Input records: Begin

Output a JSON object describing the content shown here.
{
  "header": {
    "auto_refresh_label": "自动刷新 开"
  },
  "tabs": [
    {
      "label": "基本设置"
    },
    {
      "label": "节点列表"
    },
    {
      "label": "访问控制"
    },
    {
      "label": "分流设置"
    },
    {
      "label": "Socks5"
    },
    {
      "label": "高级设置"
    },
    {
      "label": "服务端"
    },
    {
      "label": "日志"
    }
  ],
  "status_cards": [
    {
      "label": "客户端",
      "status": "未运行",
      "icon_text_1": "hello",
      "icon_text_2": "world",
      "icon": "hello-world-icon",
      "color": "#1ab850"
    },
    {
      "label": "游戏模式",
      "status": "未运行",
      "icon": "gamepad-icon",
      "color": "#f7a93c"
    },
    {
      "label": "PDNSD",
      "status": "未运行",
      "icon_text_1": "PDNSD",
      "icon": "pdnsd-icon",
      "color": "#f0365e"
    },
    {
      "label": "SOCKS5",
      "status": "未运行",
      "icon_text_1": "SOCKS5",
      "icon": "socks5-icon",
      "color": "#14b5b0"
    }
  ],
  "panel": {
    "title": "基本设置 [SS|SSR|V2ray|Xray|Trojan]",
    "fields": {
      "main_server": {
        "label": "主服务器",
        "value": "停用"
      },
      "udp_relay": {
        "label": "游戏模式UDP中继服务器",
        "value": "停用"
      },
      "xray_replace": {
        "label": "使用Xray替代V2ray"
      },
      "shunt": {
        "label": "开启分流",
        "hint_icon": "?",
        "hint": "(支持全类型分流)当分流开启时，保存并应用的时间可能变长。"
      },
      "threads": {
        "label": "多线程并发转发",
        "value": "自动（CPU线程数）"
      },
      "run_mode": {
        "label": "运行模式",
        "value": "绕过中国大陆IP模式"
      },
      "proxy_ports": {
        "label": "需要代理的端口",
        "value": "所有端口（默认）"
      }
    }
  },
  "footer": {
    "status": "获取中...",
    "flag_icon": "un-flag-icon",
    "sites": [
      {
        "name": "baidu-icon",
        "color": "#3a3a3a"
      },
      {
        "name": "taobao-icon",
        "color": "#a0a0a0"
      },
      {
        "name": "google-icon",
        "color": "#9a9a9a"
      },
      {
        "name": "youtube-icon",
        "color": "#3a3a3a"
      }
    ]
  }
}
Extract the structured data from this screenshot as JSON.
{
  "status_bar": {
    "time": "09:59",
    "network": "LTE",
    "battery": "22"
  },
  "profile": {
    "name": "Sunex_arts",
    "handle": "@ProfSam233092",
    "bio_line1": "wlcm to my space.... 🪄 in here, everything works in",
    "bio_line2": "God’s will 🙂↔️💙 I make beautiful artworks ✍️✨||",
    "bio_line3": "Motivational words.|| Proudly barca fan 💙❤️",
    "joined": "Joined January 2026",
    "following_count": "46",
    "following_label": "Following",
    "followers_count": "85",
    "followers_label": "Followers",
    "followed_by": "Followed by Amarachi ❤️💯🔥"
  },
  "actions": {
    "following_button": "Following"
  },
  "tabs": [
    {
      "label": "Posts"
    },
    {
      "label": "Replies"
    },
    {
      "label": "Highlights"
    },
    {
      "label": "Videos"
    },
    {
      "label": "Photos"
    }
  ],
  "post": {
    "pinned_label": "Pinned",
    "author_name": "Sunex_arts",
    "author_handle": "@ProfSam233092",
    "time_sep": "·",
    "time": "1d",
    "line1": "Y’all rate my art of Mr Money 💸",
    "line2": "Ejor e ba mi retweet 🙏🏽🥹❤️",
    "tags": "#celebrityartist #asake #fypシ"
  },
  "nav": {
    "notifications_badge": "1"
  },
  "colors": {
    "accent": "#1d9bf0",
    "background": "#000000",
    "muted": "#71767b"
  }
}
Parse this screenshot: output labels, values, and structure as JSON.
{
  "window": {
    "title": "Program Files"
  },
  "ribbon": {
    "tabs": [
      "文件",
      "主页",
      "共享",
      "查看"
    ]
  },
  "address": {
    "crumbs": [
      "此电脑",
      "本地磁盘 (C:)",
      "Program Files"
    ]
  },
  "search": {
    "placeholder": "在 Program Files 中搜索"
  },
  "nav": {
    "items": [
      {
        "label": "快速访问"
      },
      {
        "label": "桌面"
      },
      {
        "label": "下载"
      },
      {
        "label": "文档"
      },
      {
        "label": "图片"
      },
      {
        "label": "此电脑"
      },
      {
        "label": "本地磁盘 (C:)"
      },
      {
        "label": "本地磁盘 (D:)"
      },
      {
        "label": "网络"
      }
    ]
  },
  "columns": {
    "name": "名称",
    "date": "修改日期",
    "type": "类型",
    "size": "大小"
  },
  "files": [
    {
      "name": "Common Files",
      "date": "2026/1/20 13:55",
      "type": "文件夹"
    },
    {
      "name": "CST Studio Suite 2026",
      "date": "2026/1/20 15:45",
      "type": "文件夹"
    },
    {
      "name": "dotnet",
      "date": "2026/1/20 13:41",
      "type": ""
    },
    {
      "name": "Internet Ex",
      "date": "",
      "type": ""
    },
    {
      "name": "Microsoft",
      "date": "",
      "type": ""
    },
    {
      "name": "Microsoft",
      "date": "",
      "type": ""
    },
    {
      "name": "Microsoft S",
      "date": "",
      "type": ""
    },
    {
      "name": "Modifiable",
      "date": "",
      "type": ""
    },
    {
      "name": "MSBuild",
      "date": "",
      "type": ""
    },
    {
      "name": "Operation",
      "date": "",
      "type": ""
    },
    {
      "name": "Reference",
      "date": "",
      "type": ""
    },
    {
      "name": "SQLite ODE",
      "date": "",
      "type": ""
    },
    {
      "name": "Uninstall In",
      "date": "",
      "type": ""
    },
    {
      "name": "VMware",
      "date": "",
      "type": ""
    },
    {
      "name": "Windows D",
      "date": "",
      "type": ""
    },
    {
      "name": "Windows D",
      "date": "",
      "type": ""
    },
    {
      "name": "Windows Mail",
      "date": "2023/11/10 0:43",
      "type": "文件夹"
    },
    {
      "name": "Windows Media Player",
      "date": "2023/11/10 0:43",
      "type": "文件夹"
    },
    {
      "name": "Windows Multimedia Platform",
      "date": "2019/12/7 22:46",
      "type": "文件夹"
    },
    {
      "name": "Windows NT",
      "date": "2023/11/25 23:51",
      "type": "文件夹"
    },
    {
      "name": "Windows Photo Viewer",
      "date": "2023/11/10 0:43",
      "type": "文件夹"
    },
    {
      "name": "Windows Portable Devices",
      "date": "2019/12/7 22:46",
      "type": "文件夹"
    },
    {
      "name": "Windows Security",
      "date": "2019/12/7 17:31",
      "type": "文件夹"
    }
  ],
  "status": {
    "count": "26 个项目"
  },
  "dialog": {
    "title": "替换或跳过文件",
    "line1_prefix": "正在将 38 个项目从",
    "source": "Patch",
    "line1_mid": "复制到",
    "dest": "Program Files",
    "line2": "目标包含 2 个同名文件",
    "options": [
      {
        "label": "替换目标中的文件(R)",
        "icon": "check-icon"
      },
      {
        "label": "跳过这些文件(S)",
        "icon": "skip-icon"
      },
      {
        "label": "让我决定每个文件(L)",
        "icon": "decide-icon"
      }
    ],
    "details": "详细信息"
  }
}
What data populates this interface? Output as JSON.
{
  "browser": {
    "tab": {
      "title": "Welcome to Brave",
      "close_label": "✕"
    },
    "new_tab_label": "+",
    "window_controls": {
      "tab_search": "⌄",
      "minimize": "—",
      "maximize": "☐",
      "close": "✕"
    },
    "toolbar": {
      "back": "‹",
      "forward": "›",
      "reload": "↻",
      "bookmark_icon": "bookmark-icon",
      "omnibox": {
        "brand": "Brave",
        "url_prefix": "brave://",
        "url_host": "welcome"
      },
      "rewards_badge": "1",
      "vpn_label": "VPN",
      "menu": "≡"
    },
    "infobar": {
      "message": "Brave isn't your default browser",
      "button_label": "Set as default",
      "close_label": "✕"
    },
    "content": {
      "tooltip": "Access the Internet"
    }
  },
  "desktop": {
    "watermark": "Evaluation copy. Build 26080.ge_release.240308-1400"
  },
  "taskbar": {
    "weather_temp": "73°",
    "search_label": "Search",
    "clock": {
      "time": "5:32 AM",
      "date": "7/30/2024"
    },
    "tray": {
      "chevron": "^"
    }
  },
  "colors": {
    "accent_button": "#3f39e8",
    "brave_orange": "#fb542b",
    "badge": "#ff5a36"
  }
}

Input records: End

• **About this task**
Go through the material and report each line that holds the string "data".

• **Result below**
Extract the structured data from this screenshot as JSON.
What data populates this interface? Output as JSON.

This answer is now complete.